Like Kind Exchanges

Like-kind exchanges will be allowed for real property only in 2018 and beyond, not personal property.  This is a tremendous blow to dealers with rental operations and will be perceived as a detriment by dealership customers. For example, a farmer   trading in a combine and getting a $100,000 trade-in value with no remaining tax basis on that equipment would have to pay tax on  a $100,000 gain. However, the cost of the new vehicle could offset the gain through the increased expensing provisions.


Despite threats to eliminate LIFO, those inventory rules remain in place.
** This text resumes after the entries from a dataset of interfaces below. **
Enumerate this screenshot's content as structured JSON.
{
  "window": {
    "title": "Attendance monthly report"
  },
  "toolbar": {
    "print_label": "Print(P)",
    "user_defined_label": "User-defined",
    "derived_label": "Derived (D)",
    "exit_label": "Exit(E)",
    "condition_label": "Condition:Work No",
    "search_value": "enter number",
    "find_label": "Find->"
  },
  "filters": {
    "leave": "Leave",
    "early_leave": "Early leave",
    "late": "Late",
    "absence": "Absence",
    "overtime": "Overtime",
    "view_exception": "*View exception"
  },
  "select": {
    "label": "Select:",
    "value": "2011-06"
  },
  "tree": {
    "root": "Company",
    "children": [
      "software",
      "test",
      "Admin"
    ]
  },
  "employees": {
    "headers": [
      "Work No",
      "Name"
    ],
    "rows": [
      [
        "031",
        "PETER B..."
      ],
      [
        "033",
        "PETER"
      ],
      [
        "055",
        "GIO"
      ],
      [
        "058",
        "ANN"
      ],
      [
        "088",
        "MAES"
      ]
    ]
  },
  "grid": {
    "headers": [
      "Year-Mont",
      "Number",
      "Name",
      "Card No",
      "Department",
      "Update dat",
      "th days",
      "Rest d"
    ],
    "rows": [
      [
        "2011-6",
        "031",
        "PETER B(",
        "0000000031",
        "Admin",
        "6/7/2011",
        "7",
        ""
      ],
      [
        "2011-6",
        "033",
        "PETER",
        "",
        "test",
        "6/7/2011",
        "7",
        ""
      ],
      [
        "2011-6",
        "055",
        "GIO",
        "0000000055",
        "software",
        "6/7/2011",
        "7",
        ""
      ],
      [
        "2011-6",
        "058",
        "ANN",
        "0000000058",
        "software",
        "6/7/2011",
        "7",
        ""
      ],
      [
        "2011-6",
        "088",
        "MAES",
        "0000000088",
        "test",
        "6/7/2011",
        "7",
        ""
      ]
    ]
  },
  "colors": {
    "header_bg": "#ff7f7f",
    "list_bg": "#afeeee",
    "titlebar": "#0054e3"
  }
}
No changes are issued in the Act, which is great news for dealerships.

Net operating loss (NOL) deduction

NOLs are now limited to 80 percent of the taxable income with the remaining 20 percent carrying forward indefinitely. This only applies to losses generated after January 1, 2018, with prior NOLs still eligible to offset one hundred percent of the dealer’s taxable income.

Entertainment expenses

Entertainment expenses that were previously subject to a 50 percent deduction limit are now fully nondeductible. Meals with associated business purposes still have the 50 percent allowance. Another change has to do with employer-provided meals that typically were one hundred percent deductible as deminimus fringe benefits. These are now limited to a 50 percent deduction limit and will be fully nondeductible after 2025.

Lower rates on pass-through entities

That Act allows for a 20 percent deduction of pass-through business income – S corporations, partnerships, proprietorships – for non-service businesses. Service businesses, such as accountants, attorneys, physicians, etc., are subject to different limitations and might not be eligible for the deduction. Dealerships are not service businesses.

Once taxable income exceeds certain thresholds, the deduction is limited to the lesser of 20 percent of qualified business income or the greater of 50 percent of the total wages of the business, not to include guaranteed payments or independent contractors; or 25 percent of wages plus 2.5 percent of the unadjusted basis immediately after acquisition of all tangible personal property. The IRS will look hard at reasonable compensation to ensure that dealers are not shifting income to qualify for the limits.

The deduction is then compared to 20 percent of the dealer’s taxable income net of any capital gains.  The deduction is then the lesser of these amounts.

Trusts and estates are eligible for the deduction with W-2 income apportioned between the beneficiaries and the fiduciary.

Another new component to these rules is an aggregate loss limitation on pass-through business income. The amount of business losses deductible in any one year beginning in 2018 are limited to $500,000 regardless of what the net loss may be in total. The excess of net losses over $500,000 are added to the NOL carryover as discussed above.

Electric vehicle credits

Under the Act,  the current credit of up to $7,500 for hybrid or electric vehicles is retained. This is good for customers, but can benefit dealers if these types of vehicles are sold to non-profit or government entities. For those sales, the credit can revert to the dealer if requirements are properly met.

Affordable Care Act mandate

The mandate to purchase health care insurance is repealed along with the related subsidies, but dealers would still be responsible for Medicaid surtaxes and the additional .9 percent Medicare tax on wages as well as on earned income over $250,000.

Estate and gift tax exemption

The estate and gift limits have been effectively doubled for 2018 and indexed for inflation beyond that. The limits project to be approximately $11.2 million for 2018.

These are the key issues of the Tax Cut and Jobs Act that apply to dealers and dealerships. Please contact the HBK Dealership Group with your questions or for more information.

Rex Collins is a Principal at HBK CPAs and Consultants. He directs HBK’s National Dealership Industry Group, which provides tax, accounting and operational consulting exclusively to dealers. Rex can be reached at 317-504-7900 or at

Nick Demetrios is a Principal in the Youngstown, Ohio office of HBK CPAs & Consultants. He is a member of the HBK Tax Advisory Group and has experience with individual, partnerships and corporate tax compliance and research issues.